We also took some longer exposure to measure the laser background impact.
A first quick analysis of the system performances gives us confidence that we will achieve a significant improvement of image quality most of the time. This will open a new discovery space for MUSE.
Thanks to AOF and Paranal experts, the robustness of the system has been much improved during this first commissioning. There is nevertheless still a number of open actions and we will be back in two weeks for another commissioning run.
It is time for us to leave. Thanks to all of you – Elena, Fernando, Gérard, Joel, Johan, Johann, Pierre, Peter, Ralf, Sebastian – for all the work performed in a very nice and constructive atmosphere. The commissioning team is tiny part of a group of many talented people which have been working hard for many years to achieve this fantastic results, the list is too long to be written here, but I want to warmly thank all of you. Thanks also to the Paranal staff for its hospitality and support.
It has been a great experience to share and we enjoyed so much the laser show in the magnificent sky of Paranal.
Stay tuned, we will be back on July 13th.
At sunset, Paranal sky shows its intention to cooperate, and indeed, it did all night. After a look at the beautiful sunset, we did not even wait for the sky to be fully dark and could start the big laser show.
The laser is of course the most obvious part you see when you are on the platform. But it is only a subset of the AOF, a fantastic master piece of technology.
A typical observation always start by pointing the telescope to the target and then shaping the primary mirror to the correct optical surface to produce sharp images (the so-called active optics system). Then the laser show starts. First the beam is propagated and hits the atmospheric sodium layer at 90 km above, producing four artificial stars. The four wave-front sensor cameras are then pointed to the laser guide stars. The field selector is then moved to the selected natural tip/tilt guide star and locked to it. The full analysis of the atmospheric turbulence is then performed using these 5 guide stars. Information is processed in real time, 500 times by second, and the computed correction is sent to the secondary deformable mirror. This mirror of 1 m diameter and only 2 mm thickness, is levitating, linked to its support only by active magnets. The deformation of the mirror then corrects the light entering MUSE, producing even sharper images.

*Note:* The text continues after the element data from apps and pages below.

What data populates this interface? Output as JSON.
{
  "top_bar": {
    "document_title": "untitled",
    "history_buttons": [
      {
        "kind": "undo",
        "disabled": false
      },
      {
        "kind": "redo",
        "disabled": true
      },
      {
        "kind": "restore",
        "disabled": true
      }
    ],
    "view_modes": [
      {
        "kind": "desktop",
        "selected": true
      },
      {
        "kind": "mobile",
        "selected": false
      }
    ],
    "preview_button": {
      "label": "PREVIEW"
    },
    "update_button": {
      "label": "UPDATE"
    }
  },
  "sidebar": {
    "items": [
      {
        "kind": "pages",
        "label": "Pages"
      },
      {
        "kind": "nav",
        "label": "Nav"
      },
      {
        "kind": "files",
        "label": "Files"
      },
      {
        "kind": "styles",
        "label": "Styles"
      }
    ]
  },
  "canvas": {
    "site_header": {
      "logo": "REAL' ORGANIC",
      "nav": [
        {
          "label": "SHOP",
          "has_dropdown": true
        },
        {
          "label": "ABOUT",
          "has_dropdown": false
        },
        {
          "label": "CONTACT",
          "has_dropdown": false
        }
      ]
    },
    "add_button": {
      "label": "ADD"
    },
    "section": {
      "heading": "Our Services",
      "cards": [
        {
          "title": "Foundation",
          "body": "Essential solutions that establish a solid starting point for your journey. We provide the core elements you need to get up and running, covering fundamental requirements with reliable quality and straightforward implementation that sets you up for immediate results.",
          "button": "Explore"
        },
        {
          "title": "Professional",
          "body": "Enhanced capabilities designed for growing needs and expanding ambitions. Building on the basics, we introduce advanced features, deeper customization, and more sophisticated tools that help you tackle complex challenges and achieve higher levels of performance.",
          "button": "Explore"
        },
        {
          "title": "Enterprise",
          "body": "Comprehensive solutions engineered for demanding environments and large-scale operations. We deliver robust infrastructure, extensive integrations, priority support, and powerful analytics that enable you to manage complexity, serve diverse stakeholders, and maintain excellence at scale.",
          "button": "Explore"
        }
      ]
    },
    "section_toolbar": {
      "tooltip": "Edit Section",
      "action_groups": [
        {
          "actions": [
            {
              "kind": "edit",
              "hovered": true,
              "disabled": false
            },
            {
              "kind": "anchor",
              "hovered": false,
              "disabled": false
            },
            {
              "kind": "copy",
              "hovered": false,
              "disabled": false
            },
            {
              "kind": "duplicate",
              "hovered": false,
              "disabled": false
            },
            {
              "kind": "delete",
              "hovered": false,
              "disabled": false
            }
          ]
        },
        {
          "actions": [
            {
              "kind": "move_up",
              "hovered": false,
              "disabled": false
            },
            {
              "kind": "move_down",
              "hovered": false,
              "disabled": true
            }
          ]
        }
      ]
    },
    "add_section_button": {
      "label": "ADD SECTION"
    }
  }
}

The closing of the numerous loops to control this complex system is performed in 2 min. Impressive. And then you can monitor the system on the numerous screens.
After performance measurements on a globular cluster, we went to some deep sky exposures to evaluate the impact of the lasers on the background. There is no moon, time to go to the platform and contemplate the millions of stars of the Paranal sky. These four bright light sabers pointing to the target add a surrealistic touch to this fascinating landscape.
This night was very productive, we obtained many gigabytes of excellent data over various targets. In the middle of the night, we even did a stop to greet the lord of the rings.
At six in the morning, after this successful long night, it is time to take some rest before the next one.